--- Dataset excerpts Enclosed Below ---

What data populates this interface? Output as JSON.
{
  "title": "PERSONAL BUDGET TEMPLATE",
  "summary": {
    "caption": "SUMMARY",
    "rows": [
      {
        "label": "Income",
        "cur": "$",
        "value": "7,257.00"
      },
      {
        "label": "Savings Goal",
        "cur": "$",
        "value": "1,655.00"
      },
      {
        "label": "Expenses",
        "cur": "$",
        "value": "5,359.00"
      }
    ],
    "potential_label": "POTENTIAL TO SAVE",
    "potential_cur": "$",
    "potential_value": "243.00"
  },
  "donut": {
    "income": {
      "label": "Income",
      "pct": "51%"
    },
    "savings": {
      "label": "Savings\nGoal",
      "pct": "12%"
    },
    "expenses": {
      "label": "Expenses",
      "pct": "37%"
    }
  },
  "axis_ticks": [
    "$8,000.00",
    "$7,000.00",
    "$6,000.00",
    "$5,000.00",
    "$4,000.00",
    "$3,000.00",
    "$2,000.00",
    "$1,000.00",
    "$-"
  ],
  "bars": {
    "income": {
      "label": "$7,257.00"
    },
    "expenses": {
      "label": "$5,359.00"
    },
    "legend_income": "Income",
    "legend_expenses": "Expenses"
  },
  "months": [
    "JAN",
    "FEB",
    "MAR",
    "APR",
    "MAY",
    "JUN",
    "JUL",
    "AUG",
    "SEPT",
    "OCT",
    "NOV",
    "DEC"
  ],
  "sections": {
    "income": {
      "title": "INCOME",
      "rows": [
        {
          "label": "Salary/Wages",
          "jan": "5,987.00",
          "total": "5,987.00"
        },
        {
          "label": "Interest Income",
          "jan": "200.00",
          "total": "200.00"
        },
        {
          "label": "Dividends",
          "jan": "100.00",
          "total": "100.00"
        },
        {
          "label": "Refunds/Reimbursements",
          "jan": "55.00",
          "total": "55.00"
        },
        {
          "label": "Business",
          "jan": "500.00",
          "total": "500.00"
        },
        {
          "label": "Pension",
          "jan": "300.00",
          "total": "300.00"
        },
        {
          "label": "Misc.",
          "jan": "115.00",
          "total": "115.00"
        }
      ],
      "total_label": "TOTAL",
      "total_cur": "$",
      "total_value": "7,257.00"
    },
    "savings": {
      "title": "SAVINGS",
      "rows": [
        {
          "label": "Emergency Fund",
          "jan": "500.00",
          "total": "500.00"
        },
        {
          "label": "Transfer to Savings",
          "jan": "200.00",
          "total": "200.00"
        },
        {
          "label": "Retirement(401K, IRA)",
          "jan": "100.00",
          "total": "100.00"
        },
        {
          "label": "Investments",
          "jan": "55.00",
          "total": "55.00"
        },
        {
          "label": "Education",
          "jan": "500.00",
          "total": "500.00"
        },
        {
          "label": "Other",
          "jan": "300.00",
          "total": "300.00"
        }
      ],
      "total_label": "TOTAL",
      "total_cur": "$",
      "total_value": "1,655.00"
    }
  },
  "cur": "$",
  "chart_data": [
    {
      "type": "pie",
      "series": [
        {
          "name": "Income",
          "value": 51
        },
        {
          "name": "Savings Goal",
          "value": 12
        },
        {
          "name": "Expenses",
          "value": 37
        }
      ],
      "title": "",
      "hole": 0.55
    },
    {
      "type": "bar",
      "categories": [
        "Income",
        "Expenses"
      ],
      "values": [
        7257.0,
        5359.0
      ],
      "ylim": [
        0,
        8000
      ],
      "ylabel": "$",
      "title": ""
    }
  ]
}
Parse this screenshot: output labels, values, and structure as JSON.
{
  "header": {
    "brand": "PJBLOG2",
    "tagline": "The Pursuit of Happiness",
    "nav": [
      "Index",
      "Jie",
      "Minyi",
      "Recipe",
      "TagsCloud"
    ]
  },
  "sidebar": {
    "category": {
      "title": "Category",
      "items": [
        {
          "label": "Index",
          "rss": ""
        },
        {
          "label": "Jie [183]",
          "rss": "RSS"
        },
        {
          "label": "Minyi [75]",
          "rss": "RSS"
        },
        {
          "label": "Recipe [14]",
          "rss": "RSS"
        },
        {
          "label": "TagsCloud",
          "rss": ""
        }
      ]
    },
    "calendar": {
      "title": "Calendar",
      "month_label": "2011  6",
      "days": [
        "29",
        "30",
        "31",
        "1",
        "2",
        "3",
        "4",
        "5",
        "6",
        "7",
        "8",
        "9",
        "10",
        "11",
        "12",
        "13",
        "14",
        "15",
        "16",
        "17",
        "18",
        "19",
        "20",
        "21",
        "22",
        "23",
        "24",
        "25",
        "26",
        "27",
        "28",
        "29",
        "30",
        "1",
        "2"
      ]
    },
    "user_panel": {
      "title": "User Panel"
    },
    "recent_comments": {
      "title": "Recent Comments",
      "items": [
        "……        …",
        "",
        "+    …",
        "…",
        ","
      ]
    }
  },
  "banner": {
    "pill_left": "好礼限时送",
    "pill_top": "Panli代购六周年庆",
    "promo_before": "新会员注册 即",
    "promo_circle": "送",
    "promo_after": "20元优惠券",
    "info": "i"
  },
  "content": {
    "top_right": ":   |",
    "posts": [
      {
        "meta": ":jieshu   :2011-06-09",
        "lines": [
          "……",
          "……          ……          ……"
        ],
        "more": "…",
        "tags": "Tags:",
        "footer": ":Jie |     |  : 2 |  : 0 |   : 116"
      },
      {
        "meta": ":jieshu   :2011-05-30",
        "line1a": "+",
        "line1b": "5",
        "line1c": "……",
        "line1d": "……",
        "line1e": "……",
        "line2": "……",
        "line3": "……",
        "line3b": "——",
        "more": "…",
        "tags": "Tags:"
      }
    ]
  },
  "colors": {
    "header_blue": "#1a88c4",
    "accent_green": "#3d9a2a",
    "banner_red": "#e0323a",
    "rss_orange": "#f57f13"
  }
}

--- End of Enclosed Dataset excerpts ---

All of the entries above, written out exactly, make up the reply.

Completed task:
What data populates this interface? Output as JSON.
{
  "title": "PERSONAL BUDGET TEMPLATE",
  "summary": {
    "caption": "SUMMARY",
    "rows": [
      {
        "label": "Income",
        "cur": "$",
        "value": "7,257.00"
      },
      {
        "label": "Savings Goal",
        "cur": "$",
        "value": "1,655.00"
      },
      {
        "label": "Expenses",
        "cur": "$",
        "value": "5,359.00"
      }
    ],
    "potential_label": "POTENTIAL TO SAVE",
    "potential_cur": "$",
    "potential_value": "243.00"
  },
  "donut": {
    "income": {
      "label": "Income",
      "pct": "51%"
    },
    "savings": {
      "label": "Savings\nGoal",
      "pct": "12%"
    },
    "expenses": {
      "label": "Expenses",
      "pct": "37%"
    }
  },
  "axis_ticks": [
    "$8,000.00",
    "$7,000.00",
    "$6,000.00",
    "$5,000.00",
    "$4,000.00",
    "$3,000.00",
    "$2,000.00",
    "$1,000.00",
    "$-"
  ],
  "bars": {
    "income": {
      "label": "$7,257.00"
    },
    "expenses": {
      "label": "$5,359.00"
    },
    "legend_income": "Income",
    "legend_expenses": "Expenses"
  },
  "months": [
    "JAN",
    "FEB",
    "MAR",
    "APR",
    "MAY",
    "JUN",
    "JUL",
    "AUG",
    "SEPT",
    "OCT",
    "NOV",
    "DEC"
  ],
  "sections": {
    "income": {
      "title": "INCOME",
      "rows": [
        {
          "label": "Salary/Wages",
          "jan": "5,987.00",
          "total": "5,987.00"
        },
        {
          "label": "Interest Income",
          "jan": "200.00",
          "total": "200.00"
        },
        {
          "label": "Dividends",
          "jan": "100.00",
          "total": "100.00"
        },
        {
          "label": "Refunds/Reimbursements",
          "jan": "55.00",
          "total": "55.00"
        },
        {
          "label": "Business",
          "jan": "500.00",
          "total": "500.00"
        },
        {
          "label": "Pension",
          "jan": "300.00",
          "total": "300.00"
        },
        {
          "label": "Misc.",
          "jan": "115.00",
          "total": "115.00"
        }
      ],
      "total_label": "TOTAL",
      "total_cur": "$",
      "total_value": "7,257.00"
    },
    "savings": {
      "title": "SAVINGS",
      "rows": [
        {
          "label": "Emergency Fund",
          "jan": "500.00",
          "total": "500.00"
        },
        {
          "label": "Transfer to Savings",
          "jan": "200.00",
          "total": "200.00"
        },
        {
          "label": "Retirement(401K, IRA)",
          "jan": "100.00",
          "total": "100.00"
        },
        {
          "label": "Investments",
          "jan": "55.00",
          "total": "55.00"
        },
        {
          "label": "Education",
          "jan": "500.00",
          "total": "500.00"
        },
        {
          "label": "Other",
          "jan": "300.00",
          "total": "300.00"
        }
      ],
      "total_label": "TOTAL",
      "total_cur": "$",
      "total_value": "1,655.00"
    }
  },
  "cur": "$",
  "chart_data": [
    {
      "type": "pie",
      "series": [
        {
          "name": "Income",
          "value": 51
        },
        {
          "name": "Savings Goal",
          "value": 12
        },
        {
          "name": "Expenses",
          "value": 37
        }
      ],
      "title": "",
      "hole": 0.55
    },
    {
      "type": "bar",
      "categories": [
        "Income",
        "Expenses"
      ],
      "values": [
        7257.0,
        5359.0
      ],
      "ylim": [
        0,
        8000
      ],
      "ylabel": "$",
      "title": ""
    }
  ]
}
Parse this screenshot: output labels, values, and structure as JSON.
{
  "header": {
    "brand": "PJBLOG2",
    "tagline": "The Pursuit of Happiness",
    "nav": [
      "Index",
      "Jie",
      "Minyi",
      "Recipe",
      "TagsCloud"
    ]
  },
  "sidebar": {
    "category": {
      "title": "Category",
      "items": [
        {
          "label": "Index",
          "rss": ""
        },
        {
          "label": "Jie [183]",
          "rss": "RSS"
        },
        {
          "label": "Minyi [75]",
          "rss": "RSS"
        },
        {
          "label": "Recipe [14]",
          "rss": "RSS"
        },
        {
          "label": "TagsCloud",
          "rss": ""
        }
      ]
    },
    "calendar": {
      "title": "Calendar",
      "month_label": "2011  6",
      "days": [
        "29",
        "30",
        "31",
        "1",
        "2",
        "3",
        "4",
        "5",
        "6",
        "7",
        "8",
        "9",
        "10",
        "11",
        "12",
        "13",
        "14",
        "15",
        "16",
        "17",
        "18",
        "19",
        "20",
        "21",
        "22",
        "23",
        "24",
        "25",
        "26",
        "27",
        "28",
        "29",
        "30",
        "1",
        "2"
      ]
    },
    "user_panel": {
      "title": "User Panel"
    },
    "recent_comments": {
      "title": "Recent Comments",
      "items": [
        "……        …",
        "",
        "+    …",
        "…",
        ","
      ]
    }
  },
  "banner": {
    "pill_left": "好礼限时送",
    "pill_top": "Panli代购六周年庆",
    "promo_before": "新会员注册 即",
    "promo_circle": "送",
    "promo_after": "20元优惠券",
    "info": "i"
  },
  "content": {
    "top_right": ":   |",
    "posts": [
      {
        "meta": ":jieshu   :2011-06-09",
        "lines": [
          "……",
          "……          ……          ……"
        ],
        "more": "…",
        "tags": "Tags:",
        "footer": ":Jie |     |  : 2 |  : 0 |   : 116"
      },
      {
        "meta": ":jieshu   :2011-05-30",
        "line1a": "+",
        "line1b": "5",
        "line1c": "……",
        "line1d": "……",
        "line1e": "……",
        "line2": "……",
        "line3": "……",
        "line3b": "——",
        "more": "…",
        "tags": "Tags:"
      }
    ]
  },
  "colors": {
    "header_blue": "#1a88c4",
    "accent_green": "#3d9a2a",
    "banner_red": "#e0323a",
    "rss_orange": "#f57f13"
  }
}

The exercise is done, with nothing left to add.